12. The Commission is likely ultimately to succeed in demonstrating, in administrative proceedings to adjudicate the legality of the proposed merger, that the proposed merger would violate Section 7 of the Clayton Act. In particular, the Commission is likely ultimately to succeed in demonstrating, inter alia, that:
13. The reestablishment of MEDIQ and UHS as independent viable competitive entities if they were to merge would be difficult, and there is a substantial likelihood that it would be difficult or impossible to restore the businesses as they originally existed. Furthermore, it is likely that substantial interim harm to competition would occur even if suitable divestiture remedies could be devised.
14. For the reasons stated above, the granting of the injunctive relief sought is in the public interest.
WHEREFORE, the Commission requests that the Court: 1

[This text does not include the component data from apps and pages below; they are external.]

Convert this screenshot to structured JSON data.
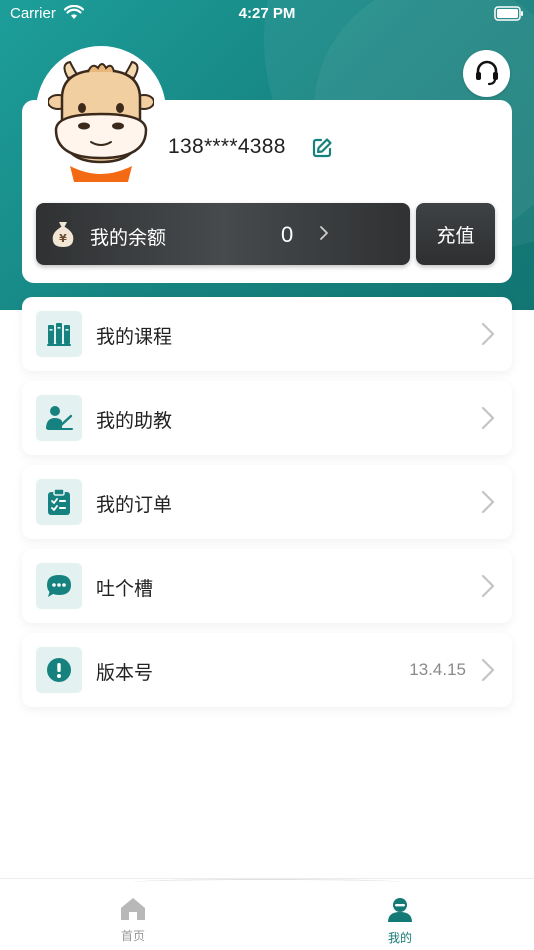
{
  "status_bar": {
    "carrier": "Carrier",
    "time": "4:27 PM"
  },
  "profile": {
    "phone": "138****4388"
  },
  "balance": {
    "label": "我的余额",
    "value": "0",
    "recharge_label": "充值"
  },
  "menu": [
    {
      "label": "我的课程",
      "icon": "books-icon",
      "value": ""
    },
    {
      "label": "我的助教",
      "icon": "teacher-icon",
      "value": ""
    },
    {
      "label": "我的订单",
      "icon": "clipboard-checklist-icon",
      "value": ""
    },
    {
      "label": "吐个槽",
      "icon": "chat-bubble-icon",
      "value": ""
    },
    {
      "label": "版本号",
      "icon": "info-alert-icon",
      "value": "13.4.15"
    }
  ],
  "tabs": [
    {
      "label": "首页",
      "icon": "home-icon",
      "active": false
    },
    {
      "label": "我的",
      "icon": "user-icon",
      "active": true
    }
  ],
  "colors": {
    "brand_teal": "#16827f",
    "icon_bg": "#e3f1f0",
    "balance_bg": "#3a3c3e",
    "tab_active": "#147a76",
    "tab_inactive": "#999999"
  }
}
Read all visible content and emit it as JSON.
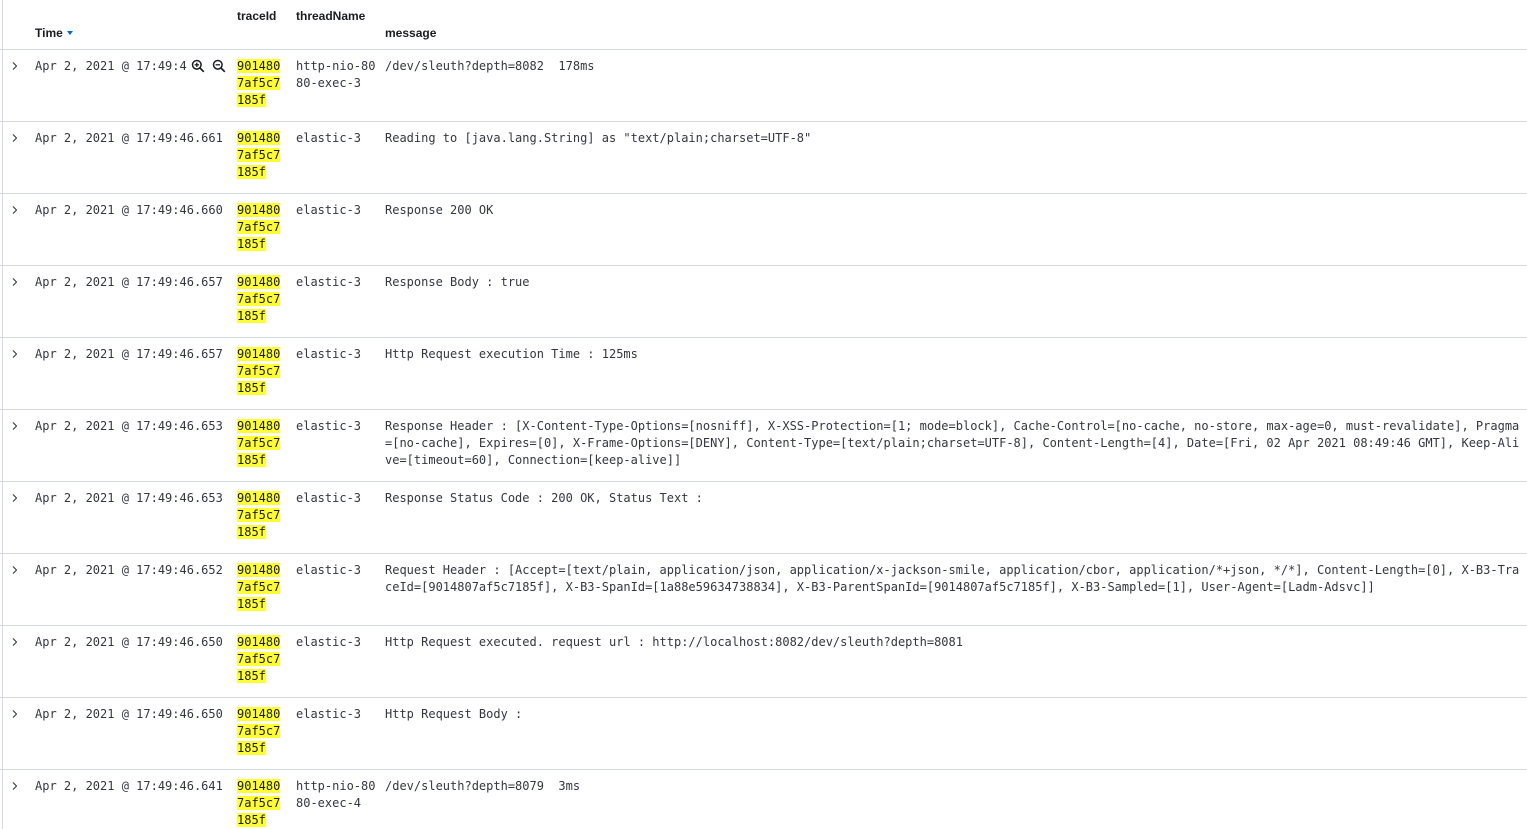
{
  "header": {
    "time": "Time",
    "traceId": "traceId",
    "threadName": "threadName",
    "message": "message"
  },
  "highlight_color": "#ffff33",
  "row_filter_icons": [
    "zoom-in-icon",
    "zoom-out-icon"
  ],
  "rows": [
    {
      "time": "Apr 2, 2021 @ 17:49:46.661",
      "trace": [
        "901480",
        "7af5c7",
        "185f"
      ],
      "thread": "http-nio-8080-exec-3",
      "message": "/dev/sleuth?depth=8082  178ms"
    },
    {
      "time": "Apr 2, 2021 @ 17:49:46.661",
      "trace": [
        "901480",
        "7af5c7",
        "185f"
      ],
      "thread": "elastic-3",
      "message": "Reading to [java.lang.String] as \"text/plain;charset=UTF-8\""
    },
    {
      "time": "Apr 2, 2021 @ 17:49:46.660",
      "trace": [
        "901480",
        "7af5c7",
        "185f"
      ],
      "thread": "elastic-3",
      "message": "Response 200 OK"
    },
    {
      "time": "Apr 2, 2021 @ 17:49:46.657",
      "trace": [
        "901480",
        "7af5c7",
        "185f"
      ],
      "thread": "elastic-3",
      "message": "Response Body : true"
    },
    {
      "time": "Apr 2, 2021 @ 17:49:46.657",
      "trace": [
        "901480",
        "7af5c7",
        "185f"
      ],
      "thread": "elastic-3",
      "message": "Http Request execution Time : 125ms"
    },
    {
      "time": "Apr 2, 2021 @ 17:49:46.653",
      "trace": [
        "901480",
        "7af5c7",
        "185f"
      ],
      "thread": "elastic-3",
      "message": "Response Header : [X-Content-Type-Options=[nosniff], X-XSS-Protection=[1; mode=block], Cache-Control=[no-cache, no-store, max-age=0, must-revalidate], Pragma=[no-cache], Expires=[0], X-Frame-Options=[DENY], Content-Type=[text/plain;charset=UTF-8], Content-Length=[4], Date=[Fri, 02 Apr 2021 08:49:46 GMT], Keep-Alive=[timeout=60], Connection=[keep-alive]]"
    },
    {
      "time": "Apr 2, 2021 @ 17:49:46.653",
      "trace": [
        "901480",
        "7af5c7",
        "185f"
      ],
      "thread": "elastic-3",
      "message": "Response Status Code : 200 OK, Status Text :"
    },
    {
      "time": "Apr 2, 2021 @ 17:49:46.652",
      "trace": [
        "901480",
        "7af5c7",
        "185f"
      ],
      "thread": "elastic-3",
      "message": "Request Header : [Accept=[text/plain, application/json, application/x-jackson-smile, application/cbor, application/*+json, */*], Content-Length=[0], X-B3-TraceId=[9014807af5c7185f], X-B3-SpanId=[1a88e59634738834], X-B3-ParentSpanId=[9014807af5c7185f], X-B3-Sampled=[1], User-Agent=[Ladm-Adsvc]]"
    },
    {
      "time": "Apr 2, 2021 @ 17:49:46.650",
      "trace": [
        "901480",
        "7af5c7",
        "185f"
      ],
      "thread": "elastic-3",
      "message": "Http Request executed. request url : http://localhost:8082/dev/sleuth?depth=8081"
    },
    {
      "time": "Apr 2, 2021 @ 17:49:46.650",
      "trace": [
        "901480",
        "7af5c7",
        "185f"
      ],
      "thread": "elastic-3",
      "message": "Http Request Body :"
    },
    {
      "time": "Apr 2, 2021 @ 17:49:46.641",
      "trace": [
        "901480",
        "7af5c7",
        "185f"
      ],
      "thread": "http-nio-8080-exec-4",
      "message": "/dev/sleuth?depth=8079  3ms"
    }
  ]
}
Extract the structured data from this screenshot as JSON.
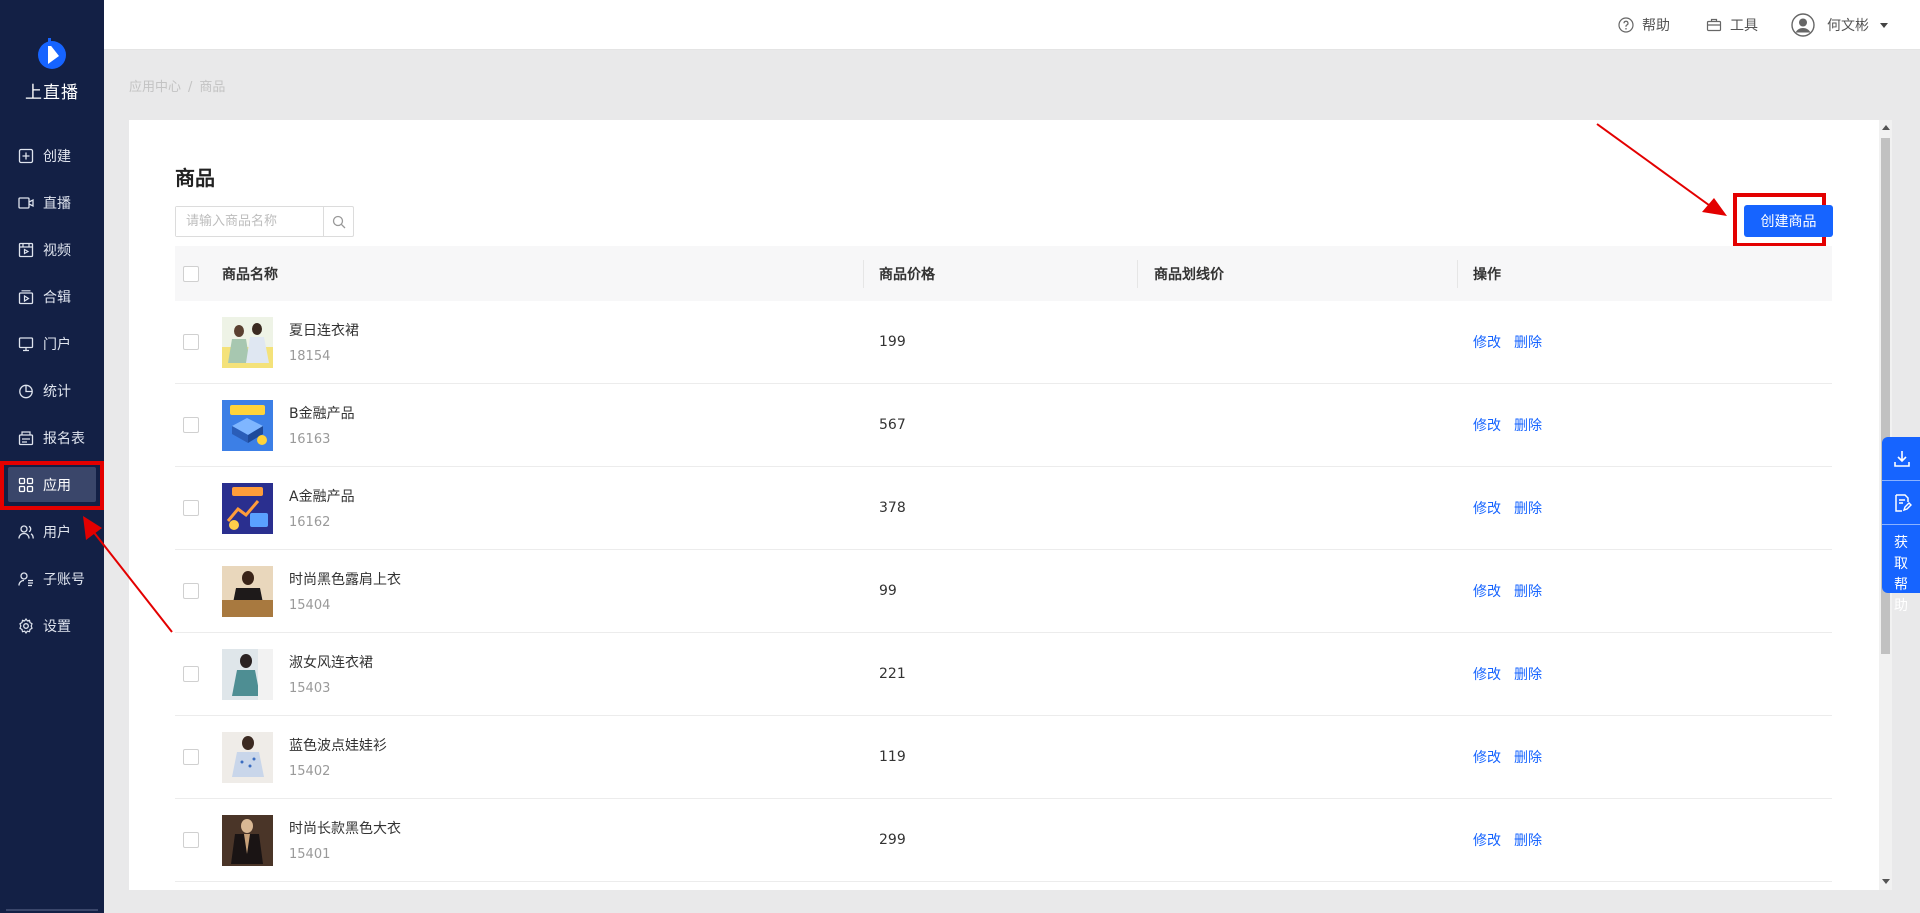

. Preliminarily enjoin defendant MEDIQ, and all affiliates of defendant, from taking any further steps to consummate, directly or indirectly, their proposed merger of their businesses, or any other acquisition of stock, assets, or other interest, either directly or indirectly in UHS;
2. Maintain the status quo pending the issuance of an administrative complaint by the Commission challenging such acquisition, and until such complaint is dismissed by the Commission or set aside by a court on review, or until the order of the Commission made thereon has become final; and
3. Award such other and further relief as the Court may determine to be proper and just, including costs.